Nevertheless, setting the philosophical aspect aside, such a monetary arrangement will not work as it flies in the face of elementary economics. An international gold standard is an ill-conceived and highly problematic proposition for the same fundamental reason as the current monetary arrangement: One central planner’s policy for another. Bretton Woods collapsed as a result of the arbitraging forces between the fixed currency ratios, or price, to a weight of gold. To advocate a neo-Bretton Woods agreement would be akin to advocating just another type of disaster. Keeping in mind that Bretton Woods collapsed before high speed trading algorithms were off the ground, if a neo-Bretton Woods agreement were to be formalised and introduced, its greatest achievement would be for the agreement to survive longer than a month.
The practical virtue of an unadulterated gold standard is not the control of the quantity of money but rather stability of interest rates – a point almost entirely lost in economic academia. The quantity of money is almost immaterial to the stability of an economy or currency. An “international gold standard” has no answer to the issue of interest rate stability which has brought the global economy to financial ruin. Conceivably such a monetary arrangement would require assiduous interest rate fluctuation to balance out the excessive arbitrage and overcome speculation between gold, the currency in question and every other currency – something which no man or superman would be able to do leading to the systems eventual cannibalism. Governments would be forced to devalue their currencies to gold, most likely at an ever increasing pace, in order to preserve their own gold reserves. The entire affair would alleviate none of the present problems and only advance the case of those adversaries of gold and a free market.

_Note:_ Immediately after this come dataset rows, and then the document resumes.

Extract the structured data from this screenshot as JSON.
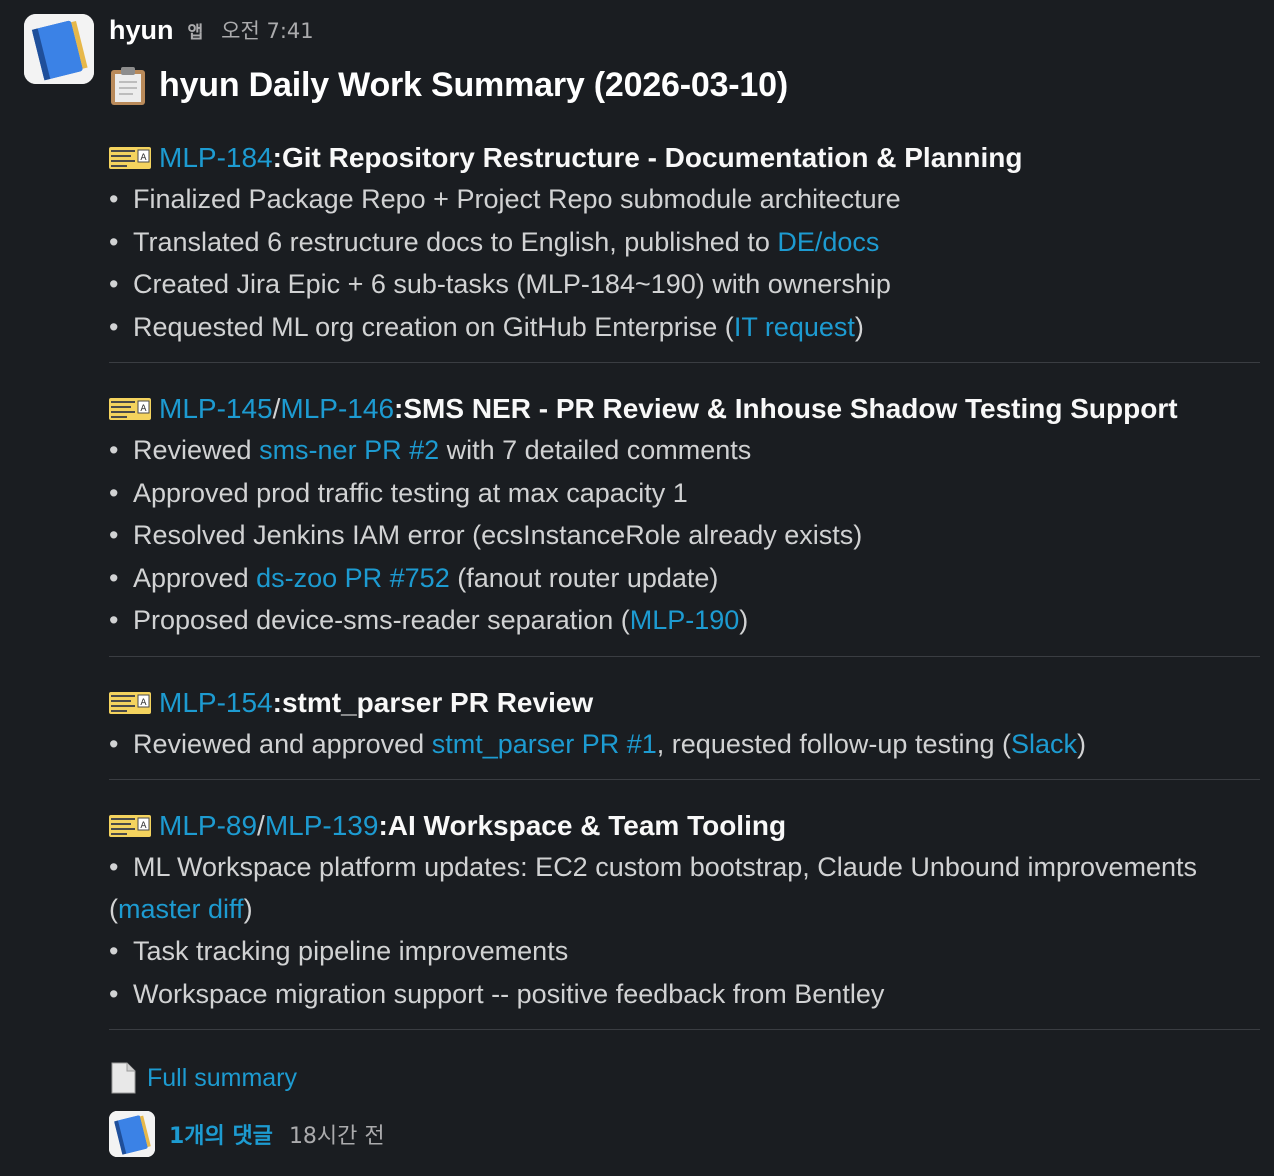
{
  "message": {
    "sender": "hyun",
    "app_badge": "앱",
    "timestamp": "오전 7:41",
    "title_emoji": "clipboard-icon",
    "title": "hyun Daily Work Summary (2026-03-10)"
  },
  "sections": [
    {
      "ticket_icon": "ticket-icon",
      "links": [
        "MLP-184"
      ],
      "separator": " / ",
      "title": "Git Repository Restructure - Documentation & Planning",
      "bullets": [
        {
          "pre": "Finalized Package Repo + Project Repo submodule architecture"
        },
        {
          "pre": "Translated 6 restructure docs to English, published to ",
          "link": "DE/docs"
        },
        {
          "pre": "Created Jira Epic + 6 sub-tasks (MLP-184~190) with ownership"
        },
        {
          "pre": "Requested ML org creation on GitHub Enterprise (",
          "link": "IT request",
          "post": ")"
        }
      ]
    },
    {
      "ticket_icon": "ticket-icon",
      "links": [
        "MLP-145",
        "MLP-146"
      ],
      "separator": " / ",
      "title": "SMS NER - PR Review & Inhouse Shadow Testing Support",
      "bullets": [
        {
          "pre": "Reviewed ",
          "link": "sms-ner PR #2",
          "post": " with 7 detailed comments"
        },
        {
          "pre": "Approved prod traffic testing at max capacity 1"
        },
        {
          "pre": "Resolved Jenkins IAM error (ecsInstanceRole already exists)"
        },
        {
          "pre": "Approved ",
          "link": "ds-zoo PR #752",
          "post": " (fanout router update)"
        },
        {
          "pre": "Proposed device-sms-reader separation (",
          "link": "MLP-190",
          "post": ")"
        }
      ]
    },
    {
      "ticket_icon": "ticket-icon",
      "links": [
        "MLP-154"
      ],
      "separator": " / ",
      "title": "stmt_parser PR Review",
      "bullets": [
        {
          "pre": "Reviewed and approved ",
          "link": "stmt_parser PR #1",
          "post": ", requested follow-up testing (",
          "link2": "Slack",
          "post2": ")"
        }
      ]
    },
    {
      "ticket_icon": "ticket-icon",
      "links": [
        "MLP-89",
        "MLP-139"
      ],
      "separator": " / ",
      "title": "AI Workspace & Team Tooling",
      "bullets": [
        {
          "pre": "ML Workspace platform updates: EC2 custom bootstrap, Claude Unbound improvements (",
          "link": "master diff",
          "post": ")",
          "wrap": true
        },
        {
          "pre": "Task tracking pipeline improvements"
        },
        {
          "pre": "Workspace migration support -- positive feedback from Bentley"
        }
      ]
    }
  ],
  "attachment": {
    "icon": "document-icon",
    "label": "Full summary"
  },
  "thread": {
    "reply_count": "1개의 댓글",
    "reply_time": "18시간 전"
  },
  "colors": {
    "background": "#1a1d21",
    "link": "#1d9bd1",
    "text": "#d1d2d3",
    "heading": "#f8f8f8"
  }
}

An unadulterated gold standard is the ideal, one which the GSI strives to champion. Yet the process of realising and implementing an unadulterated gold standard is not a Sunday night presidential broadcast. It requires meticulous attention and transparency – not in managing it, but in introducing it. That is no small task.
President – the Gold Standard Institute Australia